And Trex’s arms became so small because larger feathers are more beneficial! There has to be a selection pressure against it. It’s so out of place. Why would you have little nubs that your prey can bite onto or tear at? It's why we don't like ponytails in fighting. One less weakness exposed. Only way it would exist is if there are giant wings to distract. I bet it’s wingspan is roughly the distance between two trees in the past!
“A study by Eric Snively and Anthony P Russel published on 2003 would also find that the tyrannosaurid arctometatarsals, and the and its elastic ligaments worked together in what he called a 'tensile keystone model' to strengthen the feet of Tyrannosaurus, increase the animals stability and add greater resistance to dissociation over that of other theropod families; while still allowing resiliency that is otherwise reduced in ratites, horses, giraffids and other animals with metapodia to a single element. The study would also point out that elastic ligaments in larger vertebrates could store and return relatively more elastic strain energy, which could have improved locomotor efficiency and decrease the strain energy transferred to the bones. The study would suggest that this mechanism could have worked efficiently in tyrannosaurids as well.

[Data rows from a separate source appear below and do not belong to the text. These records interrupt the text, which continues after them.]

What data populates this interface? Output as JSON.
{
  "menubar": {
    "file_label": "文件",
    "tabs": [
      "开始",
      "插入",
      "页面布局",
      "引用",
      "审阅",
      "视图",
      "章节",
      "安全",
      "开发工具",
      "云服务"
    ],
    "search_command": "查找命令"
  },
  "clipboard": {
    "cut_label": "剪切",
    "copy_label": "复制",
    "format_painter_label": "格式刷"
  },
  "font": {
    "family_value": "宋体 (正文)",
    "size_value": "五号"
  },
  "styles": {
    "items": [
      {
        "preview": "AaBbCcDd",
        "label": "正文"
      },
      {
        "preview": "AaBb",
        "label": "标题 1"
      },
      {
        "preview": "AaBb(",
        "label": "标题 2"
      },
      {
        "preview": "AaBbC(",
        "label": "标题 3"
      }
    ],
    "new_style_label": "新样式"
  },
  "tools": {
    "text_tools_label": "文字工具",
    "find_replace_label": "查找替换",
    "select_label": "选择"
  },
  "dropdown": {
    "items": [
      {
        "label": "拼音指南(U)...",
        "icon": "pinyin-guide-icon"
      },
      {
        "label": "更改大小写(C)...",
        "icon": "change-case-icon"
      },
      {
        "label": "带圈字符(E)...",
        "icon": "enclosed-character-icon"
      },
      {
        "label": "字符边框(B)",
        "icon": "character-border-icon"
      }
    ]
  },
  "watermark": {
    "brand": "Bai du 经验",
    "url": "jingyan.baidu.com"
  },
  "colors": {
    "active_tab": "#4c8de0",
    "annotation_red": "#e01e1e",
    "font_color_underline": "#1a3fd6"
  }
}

Hence, the study involved identifying the type of ligaments attached to the metatarsals, then how they functioned together and comparing it to those of other theropods and modern day analogs. The scientists would find that arctometatarsals may have enabled tyrannosaurid feet to absorb forces such as linear deceleration, lateral acceleration and torsion more effectively than those of other theropods. It is also stated in their study that this may imply, though not demonstrate, that tyrannosaurids such as Tyrannosaurus had greater agility than other large theropods without an arctometatarsus.”
Like, I mean. Why have such lousy adaptations for speed compared to, say, a lion today which has a streamlined body? Why be so bulky if you use speed to get prey?
I also think he would have extended his arms while fighting another dinosaur, so his feathers play a distraction and intimidation factor too, kinda like a peacock. Even chickens do it!
“found that Tyrannosaurs had a binocular range of 55 degrees, surpassing that of modern hawks, and had 13 times the visual acuity of a human, thereby surpassing the visual acuity of an eagle which is only 3.6 times that of a person. This would have allowed Tyrannosaurs to discern objects as far as 6 km away, which is greater than the 1.6 km that a human can see.”
I think all this would be important if he’s in a tree, waiting for prey to come by and jump on them!
“In 2001, Bruce Rothschild and others published a study examining evidence for stress fractures and tendon avulsions in theropod dinosaurs and the implications for their behavior. Since stress fractures are caused by repeated trauma rather than singular events they are more likely to be caused by regular behavior than other types of injuries. Of the 81 Tyrannosaurus foot bones examined in the study one was found to have a stress fracture, while none of the 10 hand bones were found to have stress fractures.”
I think that feathers would have taken off the impact on the jump by a little, but alas we’re in the wild, so injuries still happen!
I really wanna try drawing what I think Trex would have looked like, esp researching the colours too. I think it would be really fun!!! I know, I know, this is all part of my imagination, but I think it’s really cool to imagine and it’s fun!